Provided data Block Start

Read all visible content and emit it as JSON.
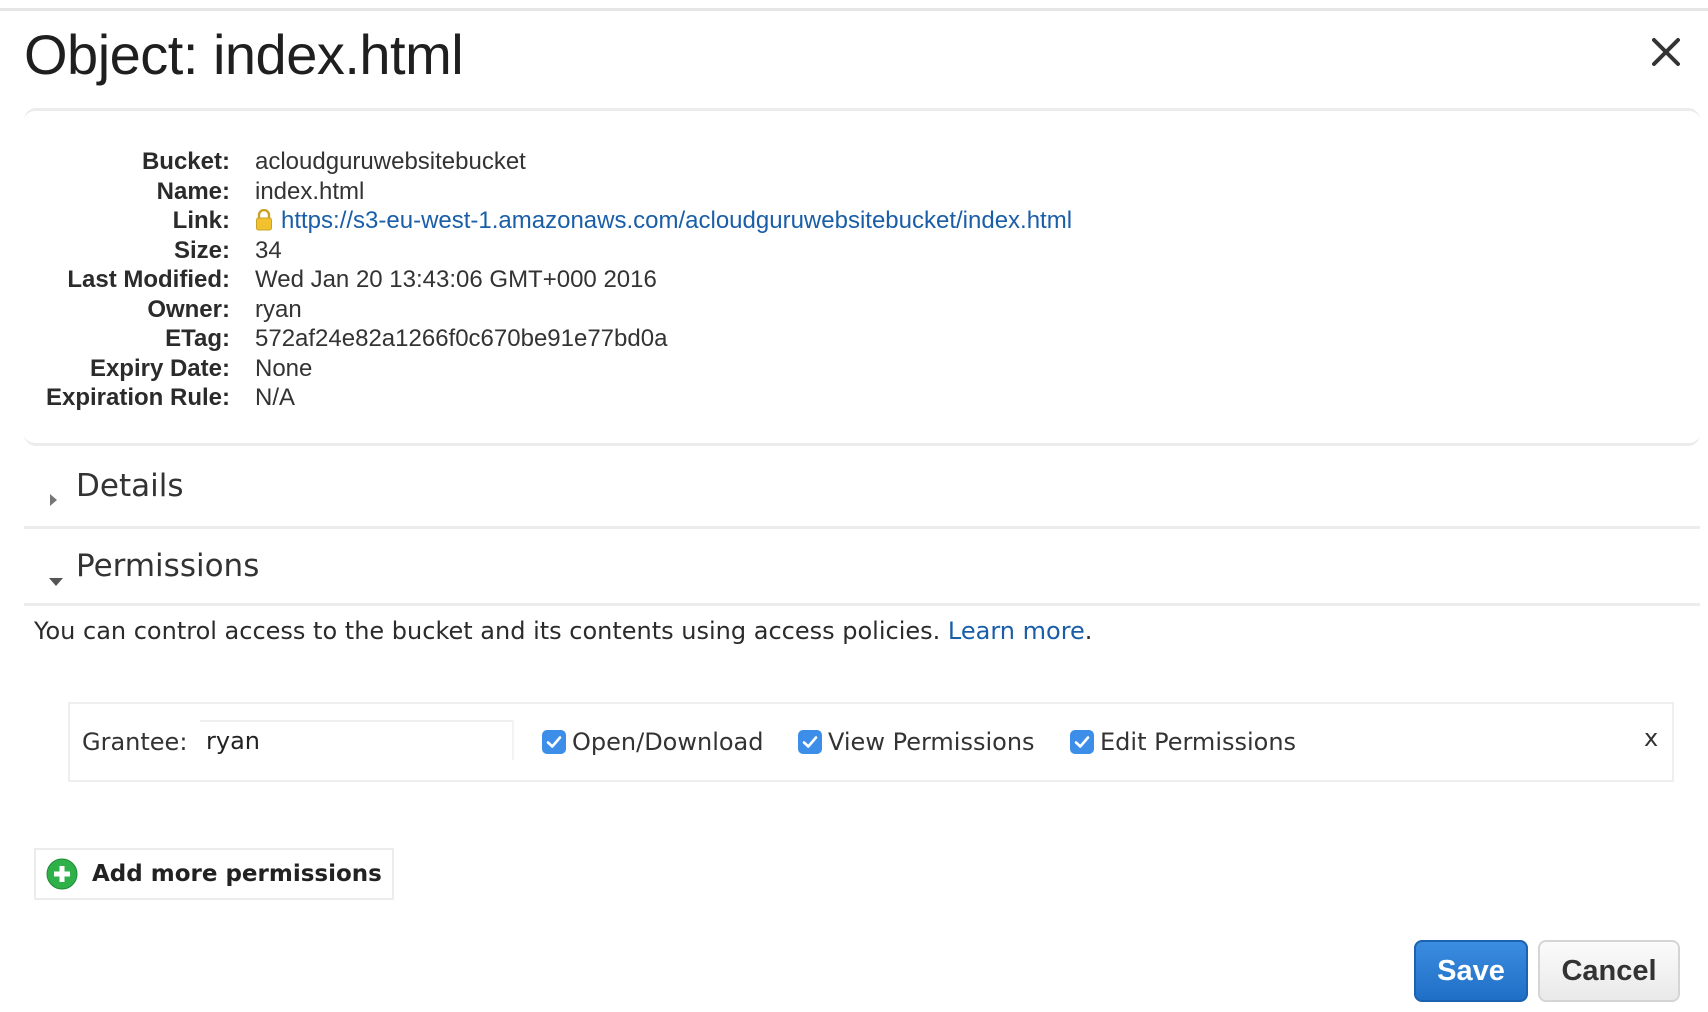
{
  "dialog": {
    "title": "Object: index.html",
    "close_icon": "close-icon"
  },
  "properties": [
    {
      "label": "Bucket:",
      "value": "acloudguruwebsitebucket"
    },
    {
      "label": "Name:",
      "value": "index.html"
    },
    {
      "label": "Link:",
      "value": "https://s3-eu-west-1.amazonaws.com/acloudguruwebsitebucket/index.html",
      "icon": "lock-icon"
    },
    {
      "label": "Size:",
      "value": "34"
    },
    {
      "label": "Last Modified:",
      "value": "Wed Jan 20 13:43:06 GMT+000 2016"
    },
    {
      "label": "Owner:",
      "value": "ryan"
    },
    {
      "label": "ETag:",
      "value": "572af24e82a1266f0c670be91e77bd0a"
    },
    {
      "label": "Expiry Date:",
      "value": "None"
    },
    {
      "label": "Expiration Rule:",
      "value": "N/A"
    }
  ],
  "sections": {
    "details": {
      "label": "Details",
      "expanded": false
    },
    "permissions": {
      "label": "Permissions",
      "expanded": true
    }
  },
  "permissions": {
    "description": "You can control access to the bucket and its contents using access policies.",
    "learn_more": "Learn more",
    "grantee_label": "Grantee:",
    "grantee_value": "ryan",
    "checkboxes": [
      {
        "label": "Open/Download",
        "checked": true
      },
      {
        "label": "View Permissions",
        "checked": true
      },
      {
        "label": "Edit Permissions",
        "checked": true
      }
    ],
    "remove_label": "x",
    "add_more_label": "Add more permissions"
  },
  "buttons": {
    "save": "Save",
    "cancel": "Cancel"
  },
  "colors": {
    "link": "#1a5ea8",
    "primary_button": "#2a7bd4",
    "checkbox": "#3d8ee8",
    "add_icon": "#2fb14a"
  }
}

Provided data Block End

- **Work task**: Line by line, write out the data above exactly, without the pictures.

- **Result for this task**:
Read all visible content and emit it as JSON.
{
  "dialog": {
    "title": "Object: index.html",
    "close_icon": "close-icon"
  },
  "properties": [
    {
      "label": "Bucket:",
      "value": "acloudguruwebsitebucket"
    },
    {
      "label": "Name:",
      "value": "index.html"
    },
    {
      "label": "Link:",
      "value": "https://s3-eu-west-1.amazonaws.com/acloudguruwebsitebucket/index.html",
      "icon": "lock-icon"
    },
    {
      "label": "Size:",
      "value": "34"
    },
    {
      "label": "Last Modified:",
      "value": "Wed Jan 20 13:43:06 GMT+000 2016"
    },
    {
      "label": "Owner:",
      "value": "ryan"
    },
    {
      "label": "ETag:",
      "value": "572af24e82a1266f0c670be91e77bd0a"
    },
    {
      "label": "Expiry Date:",
      "value": "None"
    },
    {
      "label": "Expiration Rule:",
      "value": "N/A"
    }
  ],
  "sections": {
    "details": {
      "label": "Details",
      "expanded": false
    },
    "permissions": {
      "label": "Permissions",
      "expanded": true
    }
  },
  "permissions": {
    "description": "You can control access to the bucket and its contents using access policies.",
    "learn_more": "Learn more",
    "grantee_label": "Grantee:",
    "grantee_value": "ryan",
    "checkboxes": [
      {
        "label": "Open/Download",
        "checked": true
      },
      {
        "label": "View Permissions",
        "checked": true
      },
      {
        "label": "Edit Permissions",
        "checked": true
      }
    ],
    "remove_label": "x",
    "add_more_label": "Add more permissions"
  },
  "buttons": {
    "save": "Save",
    "cancel": "Cancel"
  },
  "colors": {
    "link": "#1a5ea8",
    "primary_button": "#2a7bd4",
    "checkbox": "#3d8ee8",
    "add_icon": "#2fb14a"
  }
}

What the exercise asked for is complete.